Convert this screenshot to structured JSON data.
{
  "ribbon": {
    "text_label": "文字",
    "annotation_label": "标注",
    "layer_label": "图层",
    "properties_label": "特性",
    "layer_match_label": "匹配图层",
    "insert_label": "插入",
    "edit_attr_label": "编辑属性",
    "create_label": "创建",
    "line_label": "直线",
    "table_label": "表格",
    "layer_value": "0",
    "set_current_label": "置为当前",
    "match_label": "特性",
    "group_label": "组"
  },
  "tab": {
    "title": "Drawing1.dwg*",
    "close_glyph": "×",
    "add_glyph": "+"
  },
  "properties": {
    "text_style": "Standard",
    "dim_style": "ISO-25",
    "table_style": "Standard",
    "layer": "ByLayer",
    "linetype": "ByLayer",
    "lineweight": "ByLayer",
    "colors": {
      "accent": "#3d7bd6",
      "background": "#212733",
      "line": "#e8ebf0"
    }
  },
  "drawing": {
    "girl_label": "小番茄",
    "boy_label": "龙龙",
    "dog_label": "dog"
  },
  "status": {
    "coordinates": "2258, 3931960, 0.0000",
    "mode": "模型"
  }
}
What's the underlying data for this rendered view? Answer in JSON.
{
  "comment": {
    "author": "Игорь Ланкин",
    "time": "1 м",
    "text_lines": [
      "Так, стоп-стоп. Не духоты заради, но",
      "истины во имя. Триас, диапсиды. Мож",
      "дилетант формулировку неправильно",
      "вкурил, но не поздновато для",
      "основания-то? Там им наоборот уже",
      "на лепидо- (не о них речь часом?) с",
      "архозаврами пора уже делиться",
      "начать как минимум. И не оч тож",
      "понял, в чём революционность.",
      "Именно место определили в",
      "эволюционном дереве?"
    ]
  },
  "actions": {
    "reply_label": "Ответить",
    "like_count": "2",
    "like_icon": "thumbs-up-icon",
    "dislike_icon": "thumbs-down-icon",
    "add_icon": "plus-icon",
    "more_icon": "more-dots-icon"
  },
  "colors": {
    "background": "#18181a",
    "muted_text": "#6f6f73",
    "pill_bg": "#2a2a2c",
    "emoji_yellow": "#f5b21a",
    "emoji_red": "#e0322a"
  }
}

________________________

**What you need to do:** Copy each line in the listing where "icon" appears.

**Reply to the exercise:**
    "like_icon": "thumbs-up-icon",
    "dislike_icon": "thumbs-down-icon",
    "add_icon": "plus-icon",
    "more_icon": "more-dots-icon"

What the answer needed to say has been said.